- "Is offering employment to the foreign worker that is consistent with your businesses needs" (and is not made-up work in order to provide an immigration opportunity).
Your business is subject to possible inspections by ESDC/Service Canada which may be of several types:
- An inspection with or without prior notice;
- An Employer Compliance Review (ECR);
- A review under Ministerial Instruction.
You will be informed of
- what type of review will be held;
- how and where the inspection will proceed, including the period under review;
- the specific conditions that need to show compliance;
- the specific actions you need to take;
- the consequences of non-compliance and/or non-response.
Please note that any LMIA application underway on your behalf may be delayed if an inspection is deemed necessary. LMIAs that have been approved may also be suspended as a result of the inspection taking place. There are two possible outcomes for any review:
- Satisfactory: compliance is demonstrated OR non-compliance is justified;
- Non-compliant: the employer has been unable to demonstrate compliance, or unable to justify non-compliance.
There are 3 main reasons why your business has been selected for a review:
- There are reasons to suspect non-compliance (usually due to a tip being received);
- You have a history of previous non-compliance;
- You have been randomly selected.
There are around 20 factors that inspectors from ESDC/Service Canada will be looking at during a review, including:

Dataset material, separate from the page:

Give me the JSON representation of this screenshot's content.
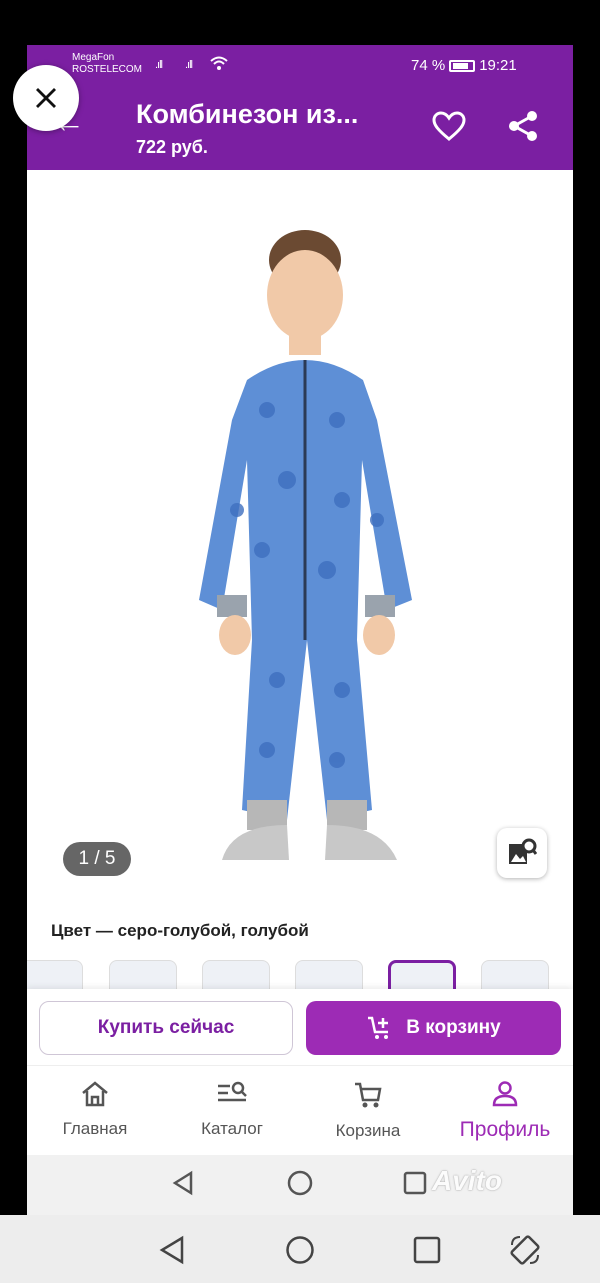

- Wages are appropriate for the occupations;
- Working conditions are in line with Canadian and local standards;
- Job creation for Canadian citizens and permanent residents that is often part of an LMIA has been complied with;
- Training is appropriate;
- Transfer of skills/knowledge to Canadian workers has occurred.
If you are found non-compliant the consequences depend upon when the non-compliance occurred:
- If it occurred before December 1, 2015 then you the employer:
- Could be banned for 2 years from using the TFW program as well as the International Mobility program (IMP);
- Could have your name, address, and period of ineligibility published on IRCC’s website;
- Could have a negative result on any pending LMIA applications;
- Could have previously approved LMIAs revoked or suspended.
- If it occurred after December 1, 2015 then you:
- Could be subject to warnings;
- Could be given administrative financial penalties from $500 up to $100,000 depending on the nature and size of your business;
- Could be banned for 1,2,5, or 10 years from TFW and IMP;
- Could have your name and address published on IRCC’s website;
- Could have previously approved LMIAs revoked or suspended.
As you can see, ESDC/Service Canada have the authority to exclude you for a number of years from using foreign workers as well as penalizing you with substantial fines. It is essential that you as an employer undergo a careful and systematic process (i.e. keeping all records and documents mentioned above) to first look for Canadian citizens and/or permanent residents and then to ensure that the foreign skilled workers you file an LMIA for are qualified and that your business is up to the standards required.
It can be a time-consuming process, but given the potential consequences, is clearly worth the effort.